Which lines below contain "structured"? Pull them out.

[[ Data to use, beginning ]]

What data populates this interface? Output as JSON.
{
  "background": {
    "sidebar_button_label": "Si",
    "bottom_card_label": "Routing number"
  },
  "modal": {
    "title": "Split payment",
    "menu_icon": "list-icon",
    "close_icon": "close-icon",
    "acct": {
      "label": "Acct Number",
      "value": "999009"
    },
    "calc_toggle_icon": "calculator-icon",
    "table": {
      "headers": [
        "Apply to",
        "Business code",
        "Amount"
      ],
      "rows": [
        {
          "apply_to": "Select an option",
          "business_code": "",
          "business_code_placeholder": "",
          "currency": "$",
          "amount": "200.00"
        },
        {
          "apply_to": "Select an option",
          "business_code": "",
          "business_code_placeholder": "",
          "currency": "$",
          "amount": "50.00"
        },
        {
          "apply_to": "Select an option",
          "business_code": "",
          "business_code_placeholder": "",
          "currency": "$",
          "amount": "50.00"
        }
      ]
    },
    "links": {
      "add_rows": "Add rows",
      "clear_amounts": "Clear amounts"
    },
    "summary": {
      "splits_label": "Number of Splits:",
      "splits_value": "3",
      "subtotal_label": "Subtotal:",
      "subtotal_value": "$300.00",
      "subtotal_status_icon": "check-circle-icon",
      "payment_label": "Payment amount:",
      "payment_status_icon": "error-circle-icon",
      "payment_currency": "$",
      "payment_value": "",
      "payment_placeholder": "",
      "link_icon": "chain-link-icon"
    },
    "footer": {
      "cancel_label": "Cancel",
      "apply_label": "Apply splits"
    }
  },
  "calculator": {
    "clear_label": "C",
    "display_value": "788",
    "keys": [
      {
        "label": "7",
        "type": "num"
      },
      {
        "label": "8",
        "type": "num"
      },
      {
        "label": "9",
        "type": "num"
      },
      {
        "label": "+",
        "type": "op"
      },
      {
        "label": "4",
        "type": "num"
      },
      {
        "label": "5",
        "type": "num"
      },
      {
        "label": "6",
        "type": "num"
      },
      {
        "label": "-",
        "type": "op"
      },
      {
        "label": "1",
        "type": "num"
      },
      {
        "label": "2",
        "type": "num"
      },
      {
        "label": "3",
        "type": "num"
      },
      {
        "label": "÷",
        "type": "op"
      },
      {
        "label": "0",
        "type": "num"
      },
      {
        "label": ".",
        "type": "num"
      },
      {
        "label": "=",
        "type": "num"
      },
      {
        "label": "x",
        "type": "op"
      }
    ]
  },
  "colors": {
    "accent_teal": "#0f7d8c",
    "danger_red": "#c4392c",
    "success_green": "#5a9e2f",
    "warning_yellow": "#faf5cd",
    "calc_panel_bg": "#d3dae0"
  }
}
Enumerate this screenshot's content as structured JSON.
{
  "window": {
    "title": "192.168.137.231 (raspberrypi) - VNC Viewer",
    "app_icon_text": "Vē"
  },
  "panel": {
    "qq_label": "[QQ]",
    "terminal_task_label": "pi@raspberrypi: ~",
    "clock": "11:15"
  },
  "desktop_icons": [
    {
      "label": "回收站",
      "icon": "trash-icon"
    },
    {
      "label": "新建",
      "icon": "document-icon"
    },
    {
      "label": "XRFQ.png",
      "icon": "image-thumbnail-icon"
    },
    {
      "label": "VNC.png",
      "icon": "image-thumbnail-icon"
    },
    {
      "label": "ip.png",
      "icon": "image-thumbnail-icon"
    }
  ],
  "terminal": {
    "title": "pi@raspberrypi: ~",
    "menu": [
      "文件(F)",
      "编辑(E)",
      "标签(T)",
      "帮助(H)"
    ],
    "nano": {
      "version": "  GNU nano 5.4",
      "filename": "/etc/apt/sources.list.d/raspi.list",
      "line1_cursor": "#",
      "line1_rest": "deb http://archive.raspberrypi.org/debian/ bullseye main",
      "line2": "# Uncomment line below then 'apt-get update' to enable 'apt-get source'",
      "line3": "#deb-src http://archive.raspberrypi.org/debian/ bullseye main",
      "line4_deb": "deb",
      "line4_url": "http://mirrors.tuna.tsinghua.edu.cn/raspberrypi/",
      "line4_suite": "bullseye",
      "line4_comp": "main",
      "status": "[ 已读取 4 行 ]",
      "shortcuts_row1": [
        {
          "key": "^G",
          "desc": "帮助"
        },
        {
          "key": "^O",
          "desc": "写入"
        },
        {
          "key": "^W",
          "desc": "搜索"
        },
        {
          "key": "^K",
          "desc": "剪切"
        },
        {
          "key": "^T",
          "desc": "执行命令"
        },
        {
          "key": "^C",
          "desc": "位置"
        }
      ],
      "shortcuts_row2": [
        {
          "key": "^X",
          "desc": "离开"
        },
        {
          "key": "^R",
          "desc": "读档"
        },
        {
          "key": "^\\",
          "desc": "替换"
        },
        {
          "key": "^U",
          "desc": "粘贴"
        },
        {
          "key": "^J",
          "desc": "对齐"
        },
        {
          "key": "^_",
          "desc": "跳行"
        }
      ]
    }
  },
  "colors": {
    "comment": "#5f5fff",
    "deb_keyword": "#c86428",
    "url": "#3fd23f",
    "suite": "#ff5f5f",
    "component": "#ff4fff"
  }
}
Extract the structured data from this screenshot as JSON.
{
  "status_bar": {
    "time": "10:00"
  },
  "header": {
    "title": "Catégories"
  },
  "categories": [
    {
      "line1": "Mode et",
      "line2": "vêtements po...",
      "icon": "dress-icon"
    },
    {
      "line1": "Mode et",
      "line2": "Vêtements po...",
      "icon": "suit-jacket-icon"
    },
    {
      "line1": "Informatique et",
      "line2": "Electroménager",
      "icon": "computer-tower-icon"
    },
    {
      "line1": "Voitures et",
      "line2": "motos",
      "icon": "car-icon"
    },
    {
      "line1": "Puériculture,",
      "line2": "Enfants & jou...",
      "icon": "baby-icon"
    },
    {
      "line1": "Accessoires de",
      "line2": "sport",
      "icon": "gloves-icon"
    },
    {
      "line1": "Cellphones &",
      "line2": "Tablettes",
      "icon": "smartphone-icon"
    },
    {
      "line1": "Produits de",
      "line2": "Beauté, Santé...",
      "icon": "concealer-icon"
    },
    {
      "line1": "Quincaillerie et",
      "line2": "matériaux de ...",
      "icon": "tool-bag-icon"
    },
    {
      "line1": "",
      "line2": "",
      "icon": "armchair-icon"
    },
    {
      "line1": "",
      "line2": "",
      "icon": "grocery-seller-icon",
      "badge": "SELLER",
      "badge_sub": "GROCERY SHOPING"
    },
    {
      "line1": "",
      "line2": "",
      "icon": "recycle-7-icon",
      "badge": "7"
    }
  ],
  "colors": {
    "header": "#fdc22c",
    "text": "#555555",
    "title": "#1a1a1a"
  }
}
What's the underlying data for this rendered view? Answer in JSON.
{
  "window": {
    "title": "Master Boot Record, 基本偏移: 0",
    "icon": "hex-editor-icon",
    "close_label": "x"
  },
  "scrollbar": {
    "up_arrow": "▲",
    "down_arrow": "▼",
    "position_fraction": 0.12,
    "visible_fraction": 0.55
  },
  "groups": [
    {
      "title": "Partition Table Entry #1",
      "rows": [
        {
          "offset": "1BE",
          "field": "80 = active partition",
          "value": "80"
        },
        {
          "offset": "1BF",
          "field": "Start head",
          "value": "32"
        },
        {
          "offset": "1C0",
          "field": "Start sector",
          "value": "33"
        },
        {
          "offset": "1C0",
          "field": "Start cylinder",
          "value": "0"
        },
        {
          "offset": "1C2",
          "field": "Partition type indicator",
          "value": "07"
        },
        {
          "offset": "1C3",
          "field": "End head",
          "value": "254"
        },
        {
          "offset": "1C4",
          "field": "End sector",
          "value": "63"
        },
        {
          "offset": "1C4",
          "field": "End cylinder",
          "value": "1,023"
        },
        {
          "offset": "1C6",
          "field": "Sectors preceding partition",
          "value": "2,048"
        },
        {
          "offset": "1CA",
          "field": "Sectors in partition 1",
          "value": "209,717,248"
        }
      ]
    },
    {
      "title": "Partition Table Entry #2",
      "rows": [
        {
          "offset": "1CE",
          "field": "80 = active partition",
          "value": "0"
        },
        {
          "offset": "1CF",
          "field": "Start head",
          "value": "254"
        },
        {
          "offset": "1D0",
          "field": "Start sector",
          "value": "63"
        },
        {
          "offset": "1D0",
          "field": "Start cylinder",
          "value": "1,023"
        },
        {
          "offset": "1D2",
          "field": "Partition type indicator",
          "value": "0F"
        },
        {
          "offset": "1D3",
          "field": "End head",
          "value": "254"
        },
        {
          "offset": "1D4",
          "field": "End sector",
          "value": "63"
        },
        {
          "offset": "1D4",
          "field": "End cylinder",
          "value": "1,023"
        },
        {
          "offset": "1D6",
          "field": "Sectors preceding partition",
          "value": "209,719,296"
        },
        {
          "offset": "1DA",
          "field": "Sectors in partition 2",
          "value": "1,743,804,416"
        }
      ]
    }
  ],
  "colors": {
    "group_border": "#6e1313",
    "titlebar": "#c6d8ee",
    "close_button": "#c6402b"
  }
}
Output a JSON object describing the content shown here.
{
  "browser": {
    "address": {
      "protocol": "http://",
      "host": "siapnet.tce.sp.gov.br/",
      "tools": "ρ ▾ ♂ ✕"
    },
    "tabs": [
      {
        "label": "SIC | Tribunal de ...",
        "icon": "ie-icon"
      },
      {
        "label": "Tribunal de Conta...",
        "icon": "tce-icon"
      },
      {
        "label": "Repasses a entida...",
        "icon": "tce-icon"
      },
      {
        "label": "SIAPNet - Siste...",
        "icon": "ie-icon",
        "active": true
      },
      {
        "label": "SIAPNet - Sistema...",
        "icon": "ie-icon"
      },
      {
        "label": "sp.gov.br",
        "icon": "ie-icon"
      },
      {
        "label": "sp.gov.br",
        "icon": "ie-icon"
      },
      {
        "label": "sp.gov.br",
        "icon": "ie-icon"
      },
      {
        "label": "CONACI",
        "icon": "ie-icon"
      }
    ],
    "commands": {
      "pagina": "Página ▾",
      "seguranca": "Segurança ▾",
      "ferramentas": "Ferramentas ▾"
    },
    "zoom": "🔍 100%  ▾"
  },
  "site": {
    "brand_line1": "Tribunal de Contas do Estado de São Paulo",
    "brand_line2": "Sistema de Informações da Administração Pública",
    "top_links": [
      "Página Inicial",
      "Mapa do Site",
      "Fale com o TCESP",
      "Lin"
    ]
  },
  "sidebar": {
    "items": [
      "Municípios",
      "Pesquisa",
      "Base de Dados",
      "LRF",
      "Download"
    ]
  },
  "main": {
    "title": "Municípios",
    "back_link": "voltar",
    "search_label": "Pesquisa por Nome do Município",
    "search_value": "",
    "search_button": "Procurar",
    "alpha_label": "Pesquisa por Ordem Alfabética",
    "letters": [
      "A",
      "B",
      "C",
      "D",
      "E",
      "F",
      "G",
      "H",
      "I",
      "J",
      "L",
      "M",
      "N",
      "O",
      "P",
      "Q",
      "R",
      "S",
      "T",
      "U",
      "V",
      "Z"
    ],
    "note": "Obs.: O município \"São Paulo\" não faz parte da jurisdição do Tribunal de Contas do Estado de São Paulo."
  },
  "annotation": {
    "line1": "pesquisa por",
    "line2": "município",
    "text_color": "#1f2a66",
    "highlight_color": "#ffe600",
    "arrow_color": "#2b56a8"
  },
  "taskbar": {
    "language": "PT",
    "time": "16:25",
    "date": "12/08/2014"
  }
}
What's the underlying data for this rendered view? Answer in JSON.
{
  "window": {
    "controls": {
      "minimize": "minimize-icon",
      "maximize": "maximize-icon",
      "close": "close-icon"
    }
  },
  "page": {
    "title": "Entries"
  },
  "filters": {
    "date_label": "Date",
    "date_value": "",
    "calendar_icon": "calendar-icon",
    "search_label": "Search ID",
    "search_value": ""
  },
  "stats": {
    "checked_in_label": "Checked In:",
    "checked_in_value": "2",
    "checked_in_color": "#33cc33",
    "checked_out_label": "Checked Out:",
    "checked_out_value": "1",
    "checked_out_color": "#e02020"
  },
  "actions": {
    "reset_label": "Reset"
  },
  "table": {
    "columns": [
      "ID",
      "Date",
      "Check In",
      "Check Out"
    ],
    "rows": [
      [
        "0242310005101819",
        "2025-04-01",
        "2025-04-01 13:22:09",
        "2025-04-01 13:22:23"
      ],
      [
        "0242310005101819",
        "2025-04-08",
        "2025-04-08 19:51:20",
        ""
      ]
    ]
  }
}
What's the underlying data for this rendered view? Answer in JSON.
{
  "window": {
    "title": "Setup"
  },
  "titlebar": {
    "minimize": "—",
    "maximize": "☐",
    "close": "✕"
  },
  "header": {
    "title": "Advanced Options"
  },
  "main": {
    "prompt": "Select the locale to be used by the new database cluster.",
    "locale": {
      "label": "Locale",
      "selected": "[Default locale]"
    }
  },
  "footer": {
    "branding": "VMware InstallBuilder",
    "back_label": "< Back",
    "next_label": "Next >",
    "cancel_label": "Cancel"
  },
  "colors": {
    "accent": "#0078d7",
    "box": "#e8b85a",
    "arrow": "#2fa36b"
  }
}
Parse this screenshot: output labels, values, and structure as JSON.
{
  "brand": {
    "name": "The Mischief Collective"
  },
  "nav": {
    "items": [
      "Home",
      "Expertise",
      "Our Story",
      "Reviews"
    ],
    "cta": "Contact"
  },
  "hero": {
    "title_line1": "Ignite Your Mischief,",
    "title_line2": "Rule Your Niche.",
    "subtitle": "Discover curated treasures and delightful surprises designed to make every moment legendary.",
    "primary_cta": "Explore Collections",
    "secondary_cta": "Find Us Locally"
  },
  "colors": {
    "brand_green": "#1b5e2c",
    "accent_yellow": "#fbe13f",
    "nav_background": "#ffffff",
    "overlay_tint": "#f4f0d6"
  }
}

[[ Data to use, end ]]

**Completed task**
Enumerate this screenshot's content as structured JSON.
Extract the structured data from this screenshot as JSON.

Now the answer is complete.